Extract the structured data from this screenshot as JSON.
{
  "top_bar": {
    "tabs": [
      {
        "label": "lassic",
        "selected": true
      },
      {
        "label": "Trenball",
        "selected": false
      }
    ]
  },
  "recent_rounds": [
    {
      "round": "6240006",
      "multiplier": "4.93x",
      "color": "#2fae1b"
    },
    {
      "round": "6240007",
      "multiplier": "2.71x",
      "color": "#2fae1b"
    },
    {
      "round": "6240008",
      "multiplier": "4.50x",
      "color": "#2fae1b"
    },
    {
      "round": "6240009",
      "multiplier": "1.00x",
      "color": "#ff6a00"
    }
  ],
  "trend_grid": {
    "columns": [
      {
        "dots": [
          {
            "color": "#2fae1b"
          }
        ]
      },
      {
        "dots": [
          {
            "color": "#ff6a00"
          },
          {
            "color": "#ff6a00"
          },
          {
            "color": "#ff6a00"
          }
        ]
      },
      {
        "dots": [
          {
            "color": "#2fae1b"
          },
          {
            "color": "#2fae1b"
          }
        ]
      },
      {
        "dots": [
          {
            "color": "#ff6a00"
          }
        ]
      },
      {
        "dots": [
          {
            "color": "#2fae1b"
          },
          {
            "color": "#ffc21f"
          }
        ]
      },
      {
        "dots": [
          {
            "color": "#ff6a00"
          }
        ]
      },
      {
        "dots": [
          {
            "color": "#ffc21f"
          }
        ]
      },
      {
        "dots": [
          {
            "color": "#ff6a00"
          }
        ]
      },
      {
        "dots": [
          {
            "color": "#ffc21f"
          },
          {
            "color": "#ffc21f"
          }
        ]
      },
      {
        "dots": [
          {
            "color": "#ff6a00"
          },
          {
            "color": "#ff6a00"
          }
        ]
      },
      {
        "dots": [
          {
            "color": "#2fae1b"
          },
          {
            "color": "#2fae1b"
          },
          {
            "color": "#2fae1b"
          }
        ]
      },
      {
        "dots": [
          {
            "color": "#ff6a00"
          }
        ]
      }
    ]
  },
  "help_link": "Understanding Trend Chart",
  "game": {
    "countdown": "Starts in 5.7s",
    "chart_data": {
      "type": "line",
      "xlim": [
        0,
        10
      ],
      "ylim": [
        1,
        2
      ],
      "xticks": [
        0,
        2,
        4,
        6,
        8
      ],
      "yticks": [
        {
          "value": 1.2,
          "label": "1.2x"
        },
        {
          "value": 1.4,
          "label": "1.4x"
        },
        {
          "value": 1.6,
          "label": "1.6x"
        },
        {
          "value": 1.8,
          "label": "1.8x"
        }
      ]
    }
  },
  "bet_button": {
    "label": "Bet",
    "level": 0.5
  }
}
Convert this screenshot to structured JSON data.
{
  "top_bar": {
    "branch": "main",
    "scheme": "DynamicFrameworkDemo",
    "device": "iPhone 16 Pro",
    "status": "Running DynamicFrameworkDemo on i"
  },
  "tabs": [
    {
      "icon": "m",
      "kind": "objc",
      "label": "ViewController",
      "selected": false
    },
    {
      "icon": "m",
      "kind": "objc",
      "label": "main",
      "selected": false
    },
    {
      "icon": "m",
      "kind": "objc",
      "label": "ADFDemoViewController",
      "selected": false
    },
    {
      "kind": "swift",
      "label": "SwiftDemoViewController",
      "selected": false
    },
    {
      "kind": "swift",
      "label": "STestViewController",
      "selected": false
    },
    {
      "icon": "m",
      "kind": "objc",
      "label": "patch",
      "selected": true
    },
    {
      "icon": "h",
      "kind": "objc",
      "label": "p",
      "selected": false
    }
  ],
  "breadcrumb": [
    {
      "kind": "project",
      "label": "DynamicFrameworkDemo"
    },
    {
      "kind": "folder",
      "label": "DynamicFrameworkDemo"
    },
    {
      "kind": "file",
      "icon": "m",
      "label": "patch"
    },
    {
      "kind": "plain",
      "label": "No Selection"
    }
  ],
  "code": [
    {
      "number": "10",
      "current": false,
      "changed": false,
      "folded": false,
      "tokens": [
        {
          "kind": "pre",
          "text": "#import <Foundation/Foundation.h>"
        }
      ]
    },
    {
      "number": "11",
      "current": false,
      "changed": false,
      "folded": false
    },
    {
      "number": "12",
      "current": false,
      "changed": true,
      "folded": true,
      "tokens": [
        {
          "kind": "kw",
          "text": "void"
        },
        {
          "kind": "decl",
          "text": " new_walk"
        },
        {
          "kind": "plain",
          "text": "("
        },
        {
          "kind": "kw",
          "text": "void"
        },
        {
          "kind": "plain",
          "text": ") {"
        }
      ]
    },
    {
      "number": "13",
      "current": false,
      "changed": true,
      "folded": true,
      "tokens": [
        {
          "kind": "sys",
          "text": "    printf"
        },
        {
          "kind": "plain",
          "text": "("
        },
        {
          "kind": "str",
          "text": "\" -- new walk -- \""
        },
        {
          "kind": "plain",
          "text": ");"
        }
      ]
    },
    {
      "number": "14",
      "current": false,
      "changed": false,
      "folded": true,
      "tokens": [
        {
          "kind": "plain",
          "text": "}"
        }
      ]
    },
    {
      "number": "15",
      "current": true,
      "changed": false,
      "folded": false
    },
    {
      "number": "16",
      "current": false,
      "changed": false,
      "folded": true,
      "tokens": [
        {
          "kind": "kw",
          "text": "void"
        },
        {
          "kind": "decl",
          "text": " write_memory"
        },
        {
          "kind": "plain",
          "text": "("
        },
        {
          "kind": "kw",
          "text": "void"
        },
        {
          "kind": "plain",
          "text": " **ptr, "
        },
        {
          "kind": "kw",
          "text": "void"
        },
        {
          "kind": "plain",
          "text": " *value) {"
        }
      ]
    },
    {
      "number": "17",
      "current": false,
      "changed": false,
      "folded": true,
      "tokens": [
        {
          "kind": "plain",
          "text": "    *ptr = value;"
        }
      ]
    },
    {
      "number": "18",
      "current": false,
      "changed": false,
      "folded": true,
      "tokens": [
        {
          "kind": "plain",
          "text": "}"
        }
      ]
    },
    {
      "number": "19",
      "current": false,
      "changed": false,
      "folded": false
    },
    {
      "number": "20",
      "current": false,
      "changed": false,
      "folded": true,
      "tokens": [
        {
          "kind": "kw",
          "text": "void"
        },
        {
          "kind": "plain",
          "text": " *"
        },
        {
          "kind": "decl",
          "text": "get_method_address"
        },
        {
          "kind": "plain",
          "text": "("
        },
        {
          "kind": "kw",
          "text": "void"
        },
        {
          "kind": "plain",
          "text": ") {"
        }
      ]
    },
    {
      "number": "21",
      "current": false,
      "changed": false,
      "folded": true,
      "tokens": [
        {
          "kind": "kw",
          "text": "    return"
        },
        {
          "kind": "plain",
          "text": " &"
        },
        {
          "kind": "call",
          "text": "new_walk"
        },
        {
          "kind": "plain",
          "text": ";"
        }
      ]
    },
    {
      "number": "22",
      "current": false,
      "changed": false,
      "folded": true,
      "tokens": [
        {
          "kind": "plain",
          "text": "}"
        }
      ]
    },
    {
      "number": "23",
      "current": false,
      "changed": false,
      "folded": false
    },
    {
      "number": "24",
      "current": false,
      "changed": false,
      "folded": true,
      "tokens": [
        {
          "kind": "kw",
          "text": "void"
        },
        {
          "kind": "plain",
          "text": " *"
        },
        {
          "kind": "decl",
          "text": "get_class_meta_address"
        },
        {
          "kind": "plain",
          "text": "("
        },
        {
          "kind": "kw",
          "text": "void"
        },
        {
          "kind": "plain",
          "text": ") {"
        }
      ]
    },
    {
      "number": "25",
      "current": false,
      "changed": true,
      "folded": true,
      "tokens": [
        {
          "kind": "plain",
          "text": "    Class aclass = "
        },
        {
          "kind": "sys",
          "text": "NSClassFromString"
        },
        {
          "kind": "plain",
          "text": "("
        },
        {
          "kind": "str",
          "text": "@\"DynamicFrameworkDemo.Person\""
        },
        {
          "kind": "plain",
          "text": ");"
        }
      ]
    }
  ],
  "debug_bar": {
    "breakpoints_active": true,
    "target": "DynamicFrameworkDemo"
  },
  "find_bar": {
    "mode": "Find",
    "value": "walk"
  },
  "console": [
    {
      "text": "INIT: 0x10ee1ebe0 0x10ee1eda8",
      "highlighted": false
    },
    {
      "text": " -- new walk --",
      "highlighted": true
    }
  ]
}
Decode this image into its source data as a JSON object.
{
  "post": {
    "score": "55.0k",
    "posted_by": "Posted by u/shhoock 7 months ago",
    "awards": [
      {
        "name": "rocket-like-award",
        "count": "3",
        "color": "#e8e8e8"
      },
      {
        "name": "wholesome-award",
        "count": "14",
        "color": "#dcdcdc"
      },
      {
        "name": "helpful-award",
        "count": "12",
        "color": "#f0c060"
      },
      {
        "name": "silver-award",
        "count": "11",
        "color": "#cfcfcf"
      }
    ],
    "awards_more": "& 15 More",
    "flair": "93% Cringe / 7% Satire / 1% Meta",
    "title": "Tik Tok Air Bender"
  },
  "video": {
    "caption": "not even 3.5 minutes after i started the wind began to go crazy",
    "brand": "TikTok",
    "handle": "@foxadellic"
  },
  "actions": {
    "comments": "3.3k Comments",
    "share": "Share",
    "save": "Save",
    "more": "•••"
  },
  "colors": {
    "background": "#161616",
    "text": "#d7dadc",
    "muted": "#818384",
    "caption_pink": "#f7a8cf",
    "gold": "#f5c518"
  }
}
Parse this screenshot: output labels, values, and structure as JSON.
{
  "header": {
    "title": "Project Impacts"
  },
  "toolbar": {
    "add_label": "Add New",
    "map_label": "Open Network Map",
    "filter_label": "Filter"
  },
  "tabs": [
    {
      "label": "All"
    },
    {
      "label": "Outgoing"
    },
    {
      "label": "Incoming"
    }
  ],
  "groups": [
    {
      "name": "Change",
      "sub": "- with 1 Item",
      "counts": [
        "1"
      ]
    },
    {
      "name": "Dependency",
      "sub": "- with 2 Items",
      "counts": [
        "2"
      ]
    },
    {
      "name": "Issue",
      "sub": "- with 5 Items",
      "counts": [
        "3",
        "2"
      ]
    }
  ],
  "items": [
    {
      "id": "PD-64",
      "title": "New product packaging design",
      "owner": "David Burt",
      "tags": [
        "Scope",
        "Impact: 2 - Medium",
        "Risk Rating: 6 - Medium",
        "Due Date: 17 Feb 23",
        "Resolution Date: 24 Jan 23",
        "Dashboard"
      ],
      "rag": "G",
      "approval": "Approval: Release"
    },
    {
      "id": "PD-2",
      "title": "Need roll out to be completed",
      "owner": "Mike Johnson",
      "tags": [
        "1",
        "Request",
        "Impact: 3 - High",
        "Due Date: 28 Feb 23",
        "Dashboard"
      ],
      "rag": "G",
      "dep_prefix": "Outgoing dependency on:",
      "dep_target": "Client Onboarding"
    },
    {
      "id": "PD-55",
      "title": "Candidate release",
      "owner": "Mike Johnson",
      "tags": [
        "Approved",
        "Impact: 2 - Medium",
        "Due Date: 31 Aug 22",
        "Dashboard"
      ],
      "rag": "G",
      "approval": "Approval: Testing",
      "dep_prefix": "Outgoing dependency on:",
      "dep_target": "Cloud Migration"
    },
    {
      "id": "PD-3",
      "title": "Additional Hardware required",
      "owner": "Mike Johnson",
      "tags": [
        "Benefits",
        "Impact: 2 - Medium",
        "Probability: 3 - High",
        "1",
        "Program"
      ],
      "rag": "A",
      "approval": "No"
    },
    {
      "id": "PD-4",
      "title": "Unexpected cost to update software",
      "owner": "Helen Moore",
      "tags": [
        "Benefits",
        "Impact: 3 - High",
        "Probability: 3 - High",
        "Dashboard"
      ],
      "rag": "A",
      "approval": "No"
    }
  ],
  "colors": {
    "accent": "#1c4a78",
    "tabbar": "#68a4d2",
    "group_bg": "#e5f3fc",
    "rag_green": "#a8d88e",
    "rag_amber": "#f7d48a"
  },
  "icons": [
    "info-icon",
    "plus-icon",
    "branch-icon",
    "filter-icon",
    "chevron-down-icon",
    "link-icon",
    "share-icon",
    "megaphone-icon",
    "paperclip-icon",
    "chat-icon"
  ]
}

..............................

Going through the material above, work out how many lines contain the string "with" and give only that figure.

__WRITTEN ANSWER__
3